* _Task goal_
Drop the pictures, then repeat every record exactly as it stands.

* _Input material_
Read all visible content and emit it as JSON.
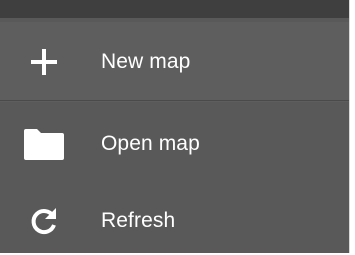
{
  "menu": {
    "items": [
      {
        "label": "New map",
        "icon": "plus-icon"
      },
      {
        "label": "Open map",
        "icon": "folder-icon"
      },
      {
        "label": "Refresh",
        "icon": "refresh-icon"
      }
    ]
  },
  "colors": {
    "background": "#595959",
    "topbar": "#3f3f3f",
    "text": "#ffffff"
  }
}
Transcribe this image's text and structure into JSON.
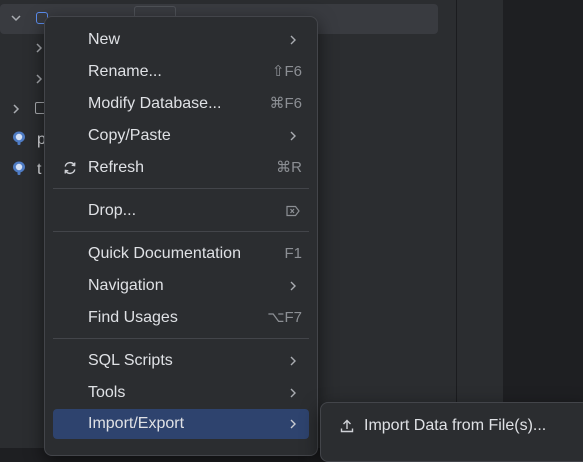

* _Solution to this problem_
Read all visible content and emit it as JSON.
{
  "menu": {
    "items": [
      {
        "label": "New map",
        "icon": "plus-icon"
      },
      {
        "label": "Open map",
        "icon": "folder-icon"
      },
      {
        "label": "Refresh",
        "icon": "refresh-icon"
      }
    ]
  },
  "colors": {
    "background": "#595959",
    "topbar": "#3f3f3f",
    "text": "#ffffff"
  }
}
Transcribe this image's text and structure into JSON.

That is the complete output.